Age-Related Macular Degeneration Study Identifies New Potential Treatment Path

Oct 31, 2019 2:15 PM

The latest discovery by Moran’s Mary Elizabeth Hartnett, MD, sheds light on potential new treatment approaches for age-related macular degeneration.

Mary Elizabeth Hartnett, MD, is at the forefront of efforts to find new treatments for age-related macular degeneration (AMD), a blinding disease affecting millions of people aged 55 and over each year.

Hartnett’s latest research study, published this month in Scientific Reports, identifies a significant new potential treatment path for the disease.

Mary Elizabeth Hartnett, MD
Mary Elizabeth Hartnett, MD

The study investigators provide evidence that delivering active Rap1a protein, using a cell-specific gene therapy approach, to a layer of cells in the eye known as the retinal pigment epithelium (RPE) protects against the wet (neovascular) form of AMD. It may also protect the RPE from stresses associated with increased risk of vision loss from AMD. Evidence suggests RPE dysfunction precedes the onset of both dry (atrophic) and wet AMD.

Using models, Hartnett tested two different RPE-specific promoters to increase active Rap1a in RPE and found one was superior to the other.

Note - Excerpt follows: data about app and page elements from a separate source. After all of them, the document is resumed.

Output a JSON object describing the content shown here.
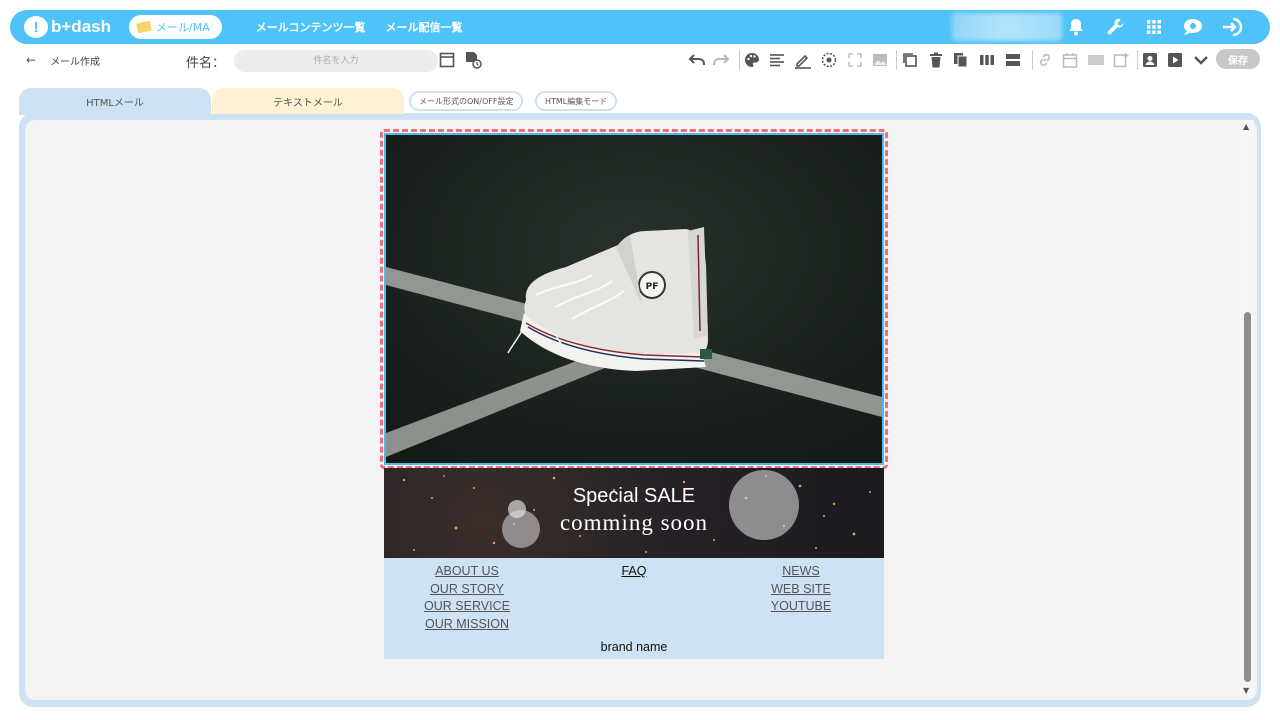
{
  "app": {
    "logo_text": "b+dash",
    "logo_mark": "!",
    "mode_label": "メール/MA",
    "nav": [
      "メールコンテンツ一覧",
      "メール配信一覧"
    ]
  },
  "toolbar": {
    "back_symbol": "←",
    "title": "メール作成",
    "subject_label": "件名：",
    "subject_placeholder": "件名を入力",
    "save_label": "保存"
  },
  "tabs": {
    "html": "HTMLメール",
    "text": "テキストメール",
    "onoff": "メール形式のON/OFF設定",
    "html_edit": "HTML編集モード"
  },
  "email": {
    "banner_line1": "Special SALE",
    "banner_line2": "comming soon",
    "footer_left": [
      "ABOUT US",
      "OUR STORY",
      "OUR SERVICE",
      "OUR MISSION"
    ],
    "footer_center": [
      "FAQ"
    ],
    "footer_right": [
      "NEWS",
      "WEB SITE",
      "YOUTUBE"
    ],
    "brand": "brand name"
  },
  "colors": {
    "primary": "#4fc3f7",
    "tab_html": "#cfe2f3",
    "tab_text": "#fdf1d3",
    "selection": "#ee6e7a"
  }
}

Increased Rap1 reduced inflammation, cell death, and the formation of the abnormal blood vessels characteristic of neovascular AMD.

“Our study provides a potential future strategy where gene therapy could be used to increase active Rap1a in the RPE as a way to protect the retina from wet and potentially dry AMD,” said Hartnett. “Additional studies are needed and are ongoing.”

Additional authors on the study, “Optimal Inhibition of Choroidal Neovascularization by scAAV2 with VMD2 Promoter-driven Active Rap1a in the RPE,” were: Haibo Wang, MD, PhD; Eric Kunz; Gregory J. Stoddard, PhD; and William W. Hauswirth, PhD.

vision research age-related macular degeneration